The worst that’s ever happened is that they’ve given me two extra days to complete a project instead of the three that I asked for: This still provided me more time, which was incredibly appreciated.
8. BE CAREFUL WITH YOUR HUMOR IN THE CLASSROOM
Oh boy, did I learn this one the hard way!
It still escapes me sometimes, and I’ll say something that comes across as more malicious than I intended for it to.
Sometimes, I’ve forgotten that professors have feelings too due to their high status and the esteemed letters behind their name, but they can experience humiliation in front of a class the same way you and I can.
Honestly, it’s probably best to just not joke during class…If you do, you risk having a complicated relationship with your professor where resentment might build up between the two of you.

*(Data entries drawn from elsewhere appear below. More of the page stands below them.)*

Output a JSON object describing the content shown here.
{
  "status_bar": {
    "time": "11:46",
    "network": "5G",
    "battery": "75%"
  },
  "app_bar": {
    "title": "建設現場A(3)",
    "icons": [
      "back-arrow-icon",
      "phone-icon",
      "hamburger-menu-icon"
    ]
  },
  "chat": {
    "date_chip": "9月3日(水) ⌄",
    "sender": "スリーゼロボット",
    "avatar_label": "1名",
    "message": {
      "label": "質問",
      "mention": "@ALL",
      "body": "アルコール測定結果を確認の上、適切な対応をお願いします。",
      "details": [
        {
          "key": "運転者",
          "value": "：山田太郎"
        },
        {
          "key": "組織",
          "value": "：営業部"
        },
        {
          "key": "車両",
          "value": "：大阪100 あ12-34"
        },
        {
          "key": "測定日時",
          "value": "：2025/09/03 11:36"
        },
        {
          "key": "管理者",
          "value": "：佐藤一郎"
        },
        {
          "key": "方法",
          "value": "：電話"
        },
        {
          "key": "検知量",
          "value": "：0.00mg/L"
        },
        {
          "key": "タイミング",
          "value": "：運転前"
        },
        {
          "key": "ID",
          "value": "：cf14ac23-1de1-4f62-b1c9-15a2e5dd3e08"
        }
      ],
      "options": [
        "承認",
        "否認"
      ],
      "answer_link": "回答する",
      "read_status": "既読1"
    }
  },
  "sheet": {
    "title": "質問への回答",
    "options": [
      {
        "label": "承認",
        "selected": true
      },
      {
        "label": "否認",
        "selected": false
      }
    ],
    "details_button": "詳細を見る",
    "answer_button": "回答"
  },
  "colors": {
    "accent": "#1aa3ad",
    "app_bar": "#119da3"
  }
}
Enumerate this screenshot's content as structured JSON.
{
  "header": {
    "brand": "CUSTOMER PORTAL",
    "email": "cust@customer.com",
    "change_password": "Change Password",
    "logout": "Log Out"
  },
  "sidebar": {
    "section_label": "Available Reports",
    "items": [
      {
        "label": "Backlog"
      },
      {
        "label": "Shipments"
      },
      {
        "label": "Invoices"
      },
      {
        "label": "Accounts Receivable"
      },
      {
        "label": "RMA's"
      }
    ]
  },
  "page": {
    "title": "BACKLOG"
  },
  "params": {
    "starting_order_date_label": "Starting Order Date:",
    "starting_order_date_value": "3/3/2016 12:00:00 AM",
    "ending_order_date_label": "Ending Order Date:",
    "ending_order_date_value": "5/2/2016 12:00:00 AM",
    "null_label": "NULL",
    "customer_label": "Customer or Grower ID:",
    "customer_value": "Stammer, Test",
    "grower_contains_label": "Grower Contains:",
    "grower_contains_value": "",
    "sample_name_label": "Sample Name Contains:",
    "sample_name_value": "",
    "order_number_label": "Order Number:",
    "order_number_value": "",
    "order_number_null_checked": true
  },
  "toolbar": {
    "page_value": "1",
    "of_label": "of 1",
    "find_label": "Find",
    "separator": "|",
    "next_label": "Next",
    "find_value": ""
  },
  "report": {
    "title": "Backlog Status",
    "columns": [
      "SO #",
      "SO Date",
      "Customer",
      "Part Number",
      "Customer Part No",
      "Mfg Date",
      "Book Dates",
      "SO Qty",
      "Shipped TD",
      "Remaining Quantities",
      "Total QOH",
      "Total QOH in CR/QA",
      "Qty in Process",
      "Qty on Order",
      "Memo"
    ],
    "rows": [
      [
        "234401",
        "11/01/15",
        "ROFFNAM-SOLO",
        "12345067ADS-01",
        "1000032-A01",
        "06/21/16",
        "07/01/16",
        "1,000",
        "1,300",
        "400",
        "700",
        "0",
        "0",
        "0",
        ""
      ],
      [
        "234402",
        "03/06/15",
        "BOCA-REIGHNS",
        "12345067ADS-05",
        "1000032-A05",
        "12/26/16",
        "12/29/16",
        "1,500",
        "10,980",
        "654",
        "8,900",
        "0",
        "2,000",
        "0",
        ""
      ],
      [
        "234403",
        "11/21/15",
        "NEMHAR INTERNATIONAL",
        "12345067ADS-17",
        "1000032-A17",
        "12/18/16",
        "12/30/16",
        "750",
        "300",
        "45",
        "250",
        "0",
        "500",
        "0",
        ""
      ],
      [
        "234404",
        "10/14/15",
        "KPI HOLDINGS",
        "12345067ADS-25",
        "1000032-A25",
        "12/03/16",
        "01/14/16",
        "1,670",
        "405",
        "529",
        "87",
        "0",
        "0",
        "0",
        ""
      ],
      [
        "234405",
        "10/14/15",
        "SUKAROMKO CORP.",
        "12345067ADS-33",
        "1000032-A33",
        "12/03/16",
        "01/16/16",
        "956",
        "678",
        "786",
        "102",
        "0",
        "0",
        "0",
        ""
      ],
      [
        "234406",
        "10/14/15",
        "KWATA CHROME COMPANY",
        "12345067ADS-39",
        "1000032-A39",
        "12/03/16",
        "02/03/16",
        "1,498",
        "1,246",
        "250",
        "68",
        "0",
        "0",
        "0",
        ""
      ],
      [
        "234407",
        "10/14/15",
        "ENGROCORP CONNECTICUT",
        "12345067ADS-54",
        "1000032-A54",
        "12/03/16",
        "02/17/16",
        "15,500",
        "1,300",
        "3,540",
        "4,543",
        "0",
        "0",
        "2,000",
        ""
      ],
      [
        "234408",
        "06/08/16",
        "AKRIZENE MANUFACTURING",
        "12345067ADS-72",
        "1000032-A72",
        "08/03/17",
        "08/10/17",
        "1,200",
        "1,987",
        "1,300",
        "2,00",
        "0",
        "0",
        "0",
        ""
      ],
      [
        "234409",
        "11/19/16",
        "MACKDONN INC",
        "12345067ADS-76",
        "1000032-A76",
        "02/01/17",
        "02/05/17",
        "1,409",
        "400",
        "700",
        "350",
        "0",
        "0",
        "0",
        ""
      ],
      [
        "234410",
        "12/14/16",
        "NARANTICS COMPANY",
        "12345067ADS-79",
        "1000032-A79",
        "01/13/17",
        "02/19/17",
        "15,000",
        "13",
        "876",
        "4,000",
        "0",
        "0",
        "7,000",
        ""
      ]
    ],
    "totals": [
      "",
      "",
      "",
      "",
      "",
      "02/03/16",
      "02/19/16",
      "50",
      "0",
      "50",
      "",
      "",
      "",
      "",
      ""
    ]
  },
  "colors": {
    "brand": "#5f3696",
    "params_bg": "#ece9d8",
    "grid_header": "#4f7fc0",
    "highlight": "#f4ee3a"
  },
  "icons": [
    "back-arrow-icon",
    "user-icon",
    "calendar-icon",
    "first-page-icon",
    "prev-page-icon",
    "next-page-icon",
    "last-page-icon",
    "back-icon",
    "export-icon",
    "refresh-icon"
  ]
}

This can tarnish the dynamics, and it might even affect your grades negatively.
It’s not fair, but that’s just the way it can be.
Words can hurt sometimes.
Of course, every professor is different: You’ll want to play it by ear, but I’d definitely just steer clear of controversial banter the same you would in the workplace.
9. DON’T BE AFRAID TO TAKE A LOOK AT THEIR CREATIVE PROJECTS
A lot of college professors also write essays, poetry, and — perhaps most commonly — books.
They’ll almost always be thrilled if you go to the trouble of reading their work, and you’ll likely grasp the subject matter in even more depth.
Of course, you may or may not want to dish out your hard-earned cash on your professor’s book, but doing so can build rapport between the two of you.
On the other hand, some professors may be happy to loan you their book if you’re interested.
All you have to do is ask.
Who knows? Their work could inspire a brilliant essay on your part and help you see the topic you’re studying in an entirely new light.
10. DRESS NICELY
I used to dress like a slob.
I still find it extremely high-maintenance to get out of my sweatpants and look presentable for the day, but I force myself to — at least most of the time! — at this point for two reasons: I feel better and other people treat me with more respect.
If you feel good and look presentable, it will honestly be easier to connect with others, including your professors: You’ll look like you’re doing well!
This is an unfortunate truth, but we live in a superficial world and that’s just the way it is.
If you are in school, I hope these tips are helpful: More often than not, it’s our small and consistent acts instead of our grand gestures that make a world of difference.